Newspapers and magazines Please give us a printable version of articles (it’s easier to search and cut-and-paste – and we can search within it without having to search reams of comments at the bottom). (The Guardian has a “read whole article” button.)

The Independent You can’t sort search results by date, newest first, or writer. Search results don’t always give you the name of the writer.

The Daily Mail It requires you to register before posting a comment, but only tells you that *after* you type out your comment and click reply! (via @ianvisits)

The Guardian You can’t include the name of the writer in your search terms (so you can’t search for “Time Team Nancy Banks Smith”).

Newspaper search features When you click on some search boxes, the word “Search” disappears and you can start typing your search terms immediately. With others, the word “search” does not disappear and you end up searching for “searchjoe bloggs”. When you delete this and try to search for “joe bloggs”, the darned thing thinks you MUST want to search for your original term “searchjoe bloggs” and helpfully substitutes this. It can take several tries before you get round its desire to think for you.

The BBC website defaults to OR rather than AND, so if you type in "Time Team Nancy Banks Smith" you get a lot of banking stories, every mention of people called Smith... you get the picture.
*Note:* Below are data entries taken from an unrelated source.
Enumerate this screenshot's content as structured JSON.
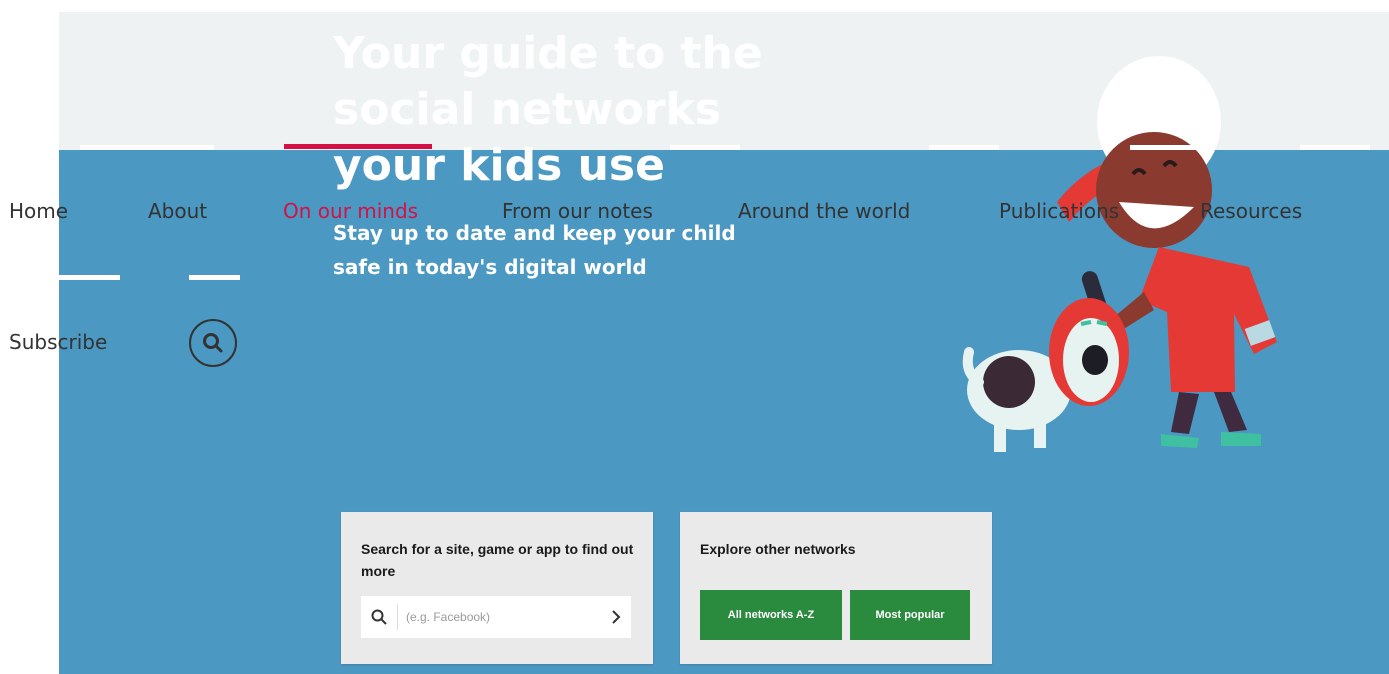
{
  "hero": {
    "title_line1": "Your guide to the",
    "title_line2": "social networks",
    "title_line3": "your kids use",
    "subtitle_line1": "Stay up to date and keep your child",
    "subtitle_line2": "safe in today's digital world"
  },
  "search_panel": {
    "title": "Search for a site, game or app to find out more",
    "placeholder": "(e.g. Facebook)",
    "icon": "search-icon",
    "submit_icon": "chevron-right-icon"
  },
  "explore_panel": {
    "title": "Explore other networks",
    "all_networks_label": "All networks A-Z",
    "most_popular_label": "Most popular"
  },
  "nav": {
    "items": [
      {
        "label": "Home"
      },
      {
        "label": "About"
      },
      {
        "label": "On our minds",
        "active": true
      },
      {
        "label": "From our notes"
      },
      {
        "label": "Around the world"
      },
      {
        "label": "Publications"
      },
      {
        "label": "Resources"
      }
    ],
    "subscribe_label": "Subscribe",
    "search_icon": "search-icon"
  },
  "colors": {
    "hero_blue": "#4b98c2",
    "active_nav": "#d31145",
    "button_green": "#2a8a3e",
    "panel_grey": "#eaeaea"
  }
}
It's how search engines worked back in the olden days, but even then they usually had an advanced search where you could use Boolean logic. You can get "newest first", but only if you select News and Sport. !!!! Update: the Beeb seems to have taken my advice. Their search page looks improved - we shall see.

Amazon You used to be able to filter results by highest price, lowest, when published etc. Now you have to “Select a department to filter”. But it now throws up a lot of books which do not have the title you are searching for. When I search for the works of Sigmund Freud I don’t want to get Chicken Soup for the Soul. When I search for a children’s book called Candy in the Alps, I don’t want to get Random House All Weather Crossword Omnibus (Newsday) by Stanley Newman, or Photography: A Cultural History by Mary Warner Marien. With all these irrelevant suggestions, there’s no point sorting results by “when published” or “lowest price”. Only when you “select a department” do you see an option called Advanced Search which lets you do a precise search like you could in the olden days (but you still get some irrelevant titles).

Just searched for "bbc goldfinger" and got one result:

'Blerwytirhwng?' the Place of Welsh Pop Music (Ashgate Popular and Folk Music Series) by Sarah Hill

If you want to be famous, make sure your name and product are search engine optimised. Change your name from Paul Martin to Benedict Cumberbatch. And don’t write a song called “As”.

Friday, 2 April 2010

Showbiz Euphemisms



I took a career break to reassess my attitude to the business. I have just got out of rehab.

making the right career choices being chosen for the role (or turning down a part in Return of the Radioactive Tomatoes)

introduces some bold new elements
changes the story out of all recognition (Nancy Banks Smith)

novelty comedy (as in novelty record)

showmanship grandstanding, showing off, embarrassing pantomime, gurning, mugging

inclusive including people who are no good at the activity "more 'inclusive' – that is, less rigorous – education" Times August 7, 2006

anarchic word people always use about “community” choirs. Perhaps they mean “a bit more democratic than” and “apparently not so rigidly disciplined as” a traditional choir.